    FRProtector: Defeating Control Flow Hijacking Through Function-Level Randomization and Transfer Protection
    SECURECOMM
    Springer
    DOI: 10.1007/978-3-319-78813-5_34
Jianming Fu,*, Rui Jin,*, Yan Lin1,*
  • 1: Singapore Management University
*Contact email: jmfu@whu.edu.cn, r-jin@foxmail.com, yanlin.2016@phdis.smu.edu.sg

Abstract

Return-oriented programming (ROP) and jump-oriented programming (JOP) are two most common control-flow hijacking attacks. Existing defenses, such as address space layout randomization (ASLR) and control flow integrity (CFI) either are bypassed by information leakage or result in high runtime overhead. In this paper, we propose , an effective way to mitigate these two control-flow hijacking attacks. shuffles the functions of a given program and ensures each function is executed from the entry block by comparing the unique label for it at and indirect . The unique label is generated by XORing the stack frame with return address instead of with a random value and it is saved in a register rather than on the stack. We implement on LLVM 3.9 and perform extensive experiments to show only adds on average 2% runtime overhead and 2.2% space overhead on SPEC CPU2006 benchmark programs.
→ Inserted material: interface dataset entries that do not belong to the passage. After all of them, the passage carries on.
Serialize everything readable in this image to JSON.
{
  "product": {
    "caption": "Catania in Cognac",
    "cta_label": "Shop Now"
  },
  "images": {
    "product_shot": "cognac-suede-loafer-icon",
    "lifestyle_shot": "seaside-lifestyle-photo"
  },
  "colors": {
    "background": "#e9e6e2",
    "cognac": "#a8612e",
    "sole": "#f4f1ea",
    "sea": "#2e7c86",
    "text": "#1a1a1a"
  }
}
Our security analysis on RIPE benchmark confirms that is effective in defending control-flow hijacking attacks.